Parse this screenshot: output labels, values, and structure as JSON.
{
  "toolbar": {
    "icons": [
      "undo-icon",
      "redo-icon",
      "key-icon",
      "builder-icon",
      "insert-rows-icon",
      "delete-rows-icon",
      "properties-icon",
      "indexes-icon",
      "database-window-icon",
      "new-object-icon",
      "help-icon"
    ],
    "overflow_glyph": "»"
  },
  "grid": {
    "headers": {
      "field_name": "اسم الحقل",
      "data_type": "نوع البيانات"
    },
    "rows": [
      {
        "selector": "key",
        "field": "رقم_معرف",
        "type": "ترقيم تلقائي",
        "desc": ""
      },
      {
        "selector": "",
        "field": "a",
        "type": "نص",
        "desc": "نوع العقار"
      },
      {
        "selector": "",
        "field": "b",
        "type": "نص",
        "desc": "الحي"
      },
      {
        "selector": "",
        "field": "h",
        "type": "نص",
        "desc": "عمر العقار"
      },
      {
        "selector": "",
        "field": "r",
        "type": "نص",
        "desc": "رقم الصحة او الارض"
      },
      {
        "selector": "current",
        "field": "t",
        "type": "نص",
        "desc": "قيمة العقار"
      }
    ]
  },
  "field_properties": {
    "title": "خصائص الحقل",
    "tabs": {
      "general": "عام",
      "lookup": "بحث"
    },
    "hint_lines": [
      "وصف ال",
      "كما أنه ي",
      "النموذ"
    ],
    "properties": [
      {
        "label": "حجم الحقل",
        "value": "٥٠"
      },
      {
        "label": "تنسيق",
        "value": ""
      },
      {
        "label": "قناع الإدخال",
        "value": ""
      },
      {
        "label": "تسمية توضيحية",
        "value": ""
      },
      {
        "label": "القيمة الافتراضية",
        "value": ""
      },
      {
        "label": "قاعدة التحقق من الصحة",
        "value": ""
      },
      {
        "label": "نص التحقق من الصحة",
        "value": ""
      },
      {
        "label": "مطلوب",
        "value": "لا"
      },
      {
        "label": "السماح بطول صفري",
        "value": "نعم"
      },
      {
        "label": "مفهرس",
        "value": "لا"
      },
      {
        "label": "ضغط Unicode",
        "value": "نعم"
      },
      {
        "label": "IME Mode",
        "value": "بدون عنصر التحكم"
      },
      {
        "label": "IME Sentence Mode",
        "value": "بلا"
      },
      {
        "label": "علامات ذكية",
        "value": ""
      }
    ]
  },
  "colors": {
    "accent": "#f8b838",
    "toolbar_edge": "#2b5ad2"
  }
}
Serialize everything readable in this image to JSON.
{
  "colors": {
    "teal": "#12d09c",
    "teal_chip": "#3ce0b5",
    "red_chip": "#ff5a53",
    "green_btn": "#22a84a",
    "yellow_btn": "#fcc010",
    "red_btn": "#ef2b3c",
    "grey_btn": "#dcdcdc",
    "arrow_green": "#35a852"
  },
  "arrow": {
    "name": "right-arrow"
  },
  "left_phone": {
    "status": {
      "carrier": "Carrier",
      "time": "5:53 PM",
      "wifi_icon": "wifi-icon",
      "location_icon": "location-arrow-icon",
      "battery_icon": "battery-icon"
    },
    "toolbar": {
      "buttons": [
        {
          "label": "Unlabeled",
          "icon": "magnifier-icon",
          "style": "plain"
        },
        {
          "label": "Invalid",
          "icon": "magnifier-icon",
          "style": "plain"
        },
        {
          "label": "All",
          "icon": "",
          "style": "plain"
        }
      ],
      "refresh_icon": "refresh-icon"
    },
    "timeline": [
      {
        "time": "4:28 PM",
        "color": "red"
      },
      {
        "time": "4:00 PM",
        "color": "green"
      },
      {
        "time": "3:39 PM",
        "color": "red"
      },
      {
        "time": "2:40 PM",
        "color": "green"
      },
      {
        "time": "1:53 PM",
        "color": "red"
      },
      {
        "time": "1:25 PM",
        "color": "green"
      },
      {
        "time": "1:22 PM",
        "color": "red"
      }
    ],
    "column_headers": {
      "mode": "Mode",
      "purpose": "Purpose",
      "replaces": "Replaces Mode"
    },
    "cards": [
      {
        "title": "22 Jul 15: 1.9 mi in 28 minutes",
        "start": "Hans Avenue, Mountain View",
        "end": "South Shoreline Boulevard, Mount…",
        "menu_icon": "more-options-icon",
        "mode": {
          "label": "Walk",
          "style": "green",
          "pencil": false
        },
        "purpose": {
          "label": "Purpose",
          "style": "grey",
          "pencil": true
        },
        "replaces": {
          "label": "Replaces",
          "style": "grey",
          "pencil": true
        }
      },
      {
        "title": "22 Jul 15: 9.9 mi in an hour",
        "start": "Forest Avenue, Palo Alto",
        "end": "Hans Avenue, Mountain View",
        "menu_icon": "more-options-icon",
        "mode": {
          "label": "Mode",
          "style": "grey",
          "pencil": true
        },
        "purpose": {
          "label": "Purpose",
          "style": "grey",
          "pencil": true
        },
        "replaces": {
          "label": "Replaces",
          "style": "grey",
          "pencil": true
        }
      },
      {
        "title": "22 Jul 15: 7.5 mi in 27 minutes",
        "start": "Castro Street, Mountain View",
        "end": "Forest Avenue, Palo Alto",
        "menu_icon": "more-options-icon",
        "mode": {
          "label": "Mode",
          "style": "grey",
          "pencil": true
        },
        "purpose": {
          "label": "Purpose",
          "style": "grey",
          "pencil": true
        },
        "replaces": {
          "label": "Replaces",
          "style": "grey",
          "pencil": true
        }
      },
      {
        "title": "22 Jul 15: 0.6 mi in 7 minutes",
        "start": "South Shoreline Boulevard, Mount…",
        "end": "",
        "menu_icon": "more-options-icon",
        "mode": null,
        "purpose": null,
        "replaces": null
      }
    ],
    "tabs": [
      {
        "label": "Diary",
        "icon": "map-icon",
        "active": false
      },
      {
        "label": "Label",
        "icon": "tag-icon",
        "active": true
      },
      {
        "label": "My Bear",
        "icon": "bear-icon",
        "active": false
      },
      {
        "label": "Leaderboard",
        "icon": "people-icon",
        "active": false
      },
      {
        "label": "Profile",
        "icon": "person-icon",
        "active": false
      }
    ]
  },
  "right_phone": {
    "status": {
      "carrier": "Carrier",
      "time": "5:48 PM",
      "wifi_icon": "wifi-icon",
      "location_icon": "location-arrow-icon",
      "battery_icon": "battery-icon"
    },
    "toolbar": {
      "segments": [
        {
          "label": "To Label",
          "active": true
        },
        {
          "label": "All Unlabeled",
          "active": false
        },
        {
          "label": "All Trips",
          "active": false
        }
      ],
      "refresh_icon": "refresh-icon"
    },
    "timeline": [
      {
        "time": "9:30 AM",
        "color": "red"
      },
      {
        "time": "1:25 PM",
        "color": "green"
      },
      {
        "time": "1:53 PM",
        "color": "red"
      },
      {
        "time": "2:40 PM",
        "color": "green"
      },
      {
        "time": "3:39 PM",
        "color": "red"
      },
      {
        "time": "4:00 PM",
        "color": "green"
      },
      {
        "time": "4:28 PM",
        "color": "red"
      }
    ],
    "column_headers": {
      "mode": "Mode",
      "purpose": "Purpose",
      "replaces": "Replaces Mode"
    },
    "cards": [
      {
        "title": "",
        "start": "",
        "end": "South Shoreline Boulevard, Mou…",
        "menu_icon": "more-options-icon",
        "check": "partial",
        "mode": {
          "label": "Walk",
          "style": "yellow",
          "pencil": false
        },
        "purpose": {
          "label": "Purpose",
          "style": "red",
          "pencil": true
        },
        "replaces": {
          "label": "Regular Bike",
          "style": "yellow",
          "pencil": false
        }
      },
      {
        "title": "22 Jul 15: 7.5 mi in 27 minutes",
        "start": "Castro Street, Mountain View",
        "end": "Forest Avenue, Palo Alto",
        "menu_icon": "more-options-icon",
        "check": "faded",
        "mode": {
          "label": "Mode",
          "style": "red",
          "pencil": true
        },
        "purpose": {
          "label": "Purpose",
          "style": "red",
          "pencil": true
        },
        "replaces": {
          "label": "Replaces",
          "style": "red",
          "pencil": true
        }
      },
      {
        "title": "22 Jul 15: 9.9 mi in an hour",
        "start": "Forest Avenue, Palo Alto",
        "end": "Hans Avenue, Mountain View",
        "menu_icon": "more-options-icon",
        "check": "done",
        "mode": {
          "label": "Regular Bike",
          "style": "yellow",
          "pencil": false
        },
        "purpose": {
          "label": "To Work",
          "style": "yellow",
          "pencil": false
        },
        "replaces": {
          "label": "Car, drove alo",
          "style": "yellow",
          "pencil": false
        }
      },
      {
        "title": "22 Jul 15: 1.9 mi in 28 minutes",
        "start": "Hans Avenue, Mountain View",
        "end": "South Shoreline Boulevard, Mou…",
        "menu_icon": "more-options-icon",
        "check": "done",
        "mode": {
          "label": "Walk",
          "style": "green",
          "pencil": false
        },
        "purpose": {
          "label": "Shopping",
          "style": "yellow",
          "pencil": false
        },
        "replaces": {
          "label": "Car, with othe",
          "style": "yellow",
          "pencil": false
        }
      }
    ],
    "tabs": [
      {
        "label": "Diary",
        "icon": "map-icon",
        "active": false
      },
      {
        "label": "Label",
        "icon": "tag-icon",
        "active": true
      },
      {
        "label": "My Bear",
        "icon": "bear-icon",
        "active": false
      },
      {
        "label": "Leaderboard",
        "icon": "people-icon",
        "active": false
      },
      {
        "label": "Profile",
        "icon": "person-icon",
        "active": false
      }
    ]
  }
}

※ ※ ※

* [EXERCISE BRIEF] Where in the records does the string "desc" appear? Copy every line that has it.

* [RESULT FOR THIS EXERCISE]
        "desc": ""
        "desc": "نوع العقار"
        "desc": "الحي"
        "desc": "عمر العقار"
        "desc": "رقم الصحة او الارض"
        "desc": "قيمة العقار"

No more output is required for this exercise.